**Task to complete**
Each entry below is to be extracted exactly.

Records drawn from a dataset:

=== Begin Enclosure ===

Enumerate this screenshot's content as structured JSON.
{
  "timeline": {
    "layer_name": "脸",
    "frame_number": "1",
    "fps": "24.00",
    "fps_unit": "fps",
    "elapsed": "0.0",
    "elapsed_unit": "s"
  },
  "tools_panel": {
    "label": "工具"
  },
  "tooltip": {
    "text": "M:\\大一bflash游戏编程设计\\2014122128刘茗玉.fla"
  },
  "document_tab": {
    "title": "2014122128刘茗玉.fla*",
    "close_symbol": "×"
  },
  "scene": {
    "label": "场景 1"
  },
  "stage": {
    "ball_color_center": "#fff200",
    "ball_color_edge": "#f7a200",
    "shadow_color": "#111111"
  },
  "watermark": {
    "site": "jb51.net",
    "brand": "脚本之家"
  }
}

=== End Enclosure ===

**Solution to this task**
Enumerate this screenshot's content as structured JSON.
{
  "timeline": {
    "layer_name": "脸",
    "frame_number": "1",
    "fps": "24.00",
    "fps_unit": "fps",
    "elapsed": "0.0",
    "elapsed_unit": "s"
  },
  "tools_panel": {
    "label": "工具"
  },
  "tooltip": {
    "text": "M:\\大一bflash游戏编程设计\\2014122128刘茗玉.fla"
  },
  "document_tab": {
    "title": "2014122128刘茗玉.fla*",
    "close_symbol": "×"
  },
  "scene": {
    "label": "场景 1"
  },
  "stage": {
    "ball_color_center": "#fff200",
    "ball_color_edge": "#f7a200",
    "shadow_color": "#111111"
  },
  "watermark": {
    "site": "jb51.net",
    "brand": "脚本之家"
  }
}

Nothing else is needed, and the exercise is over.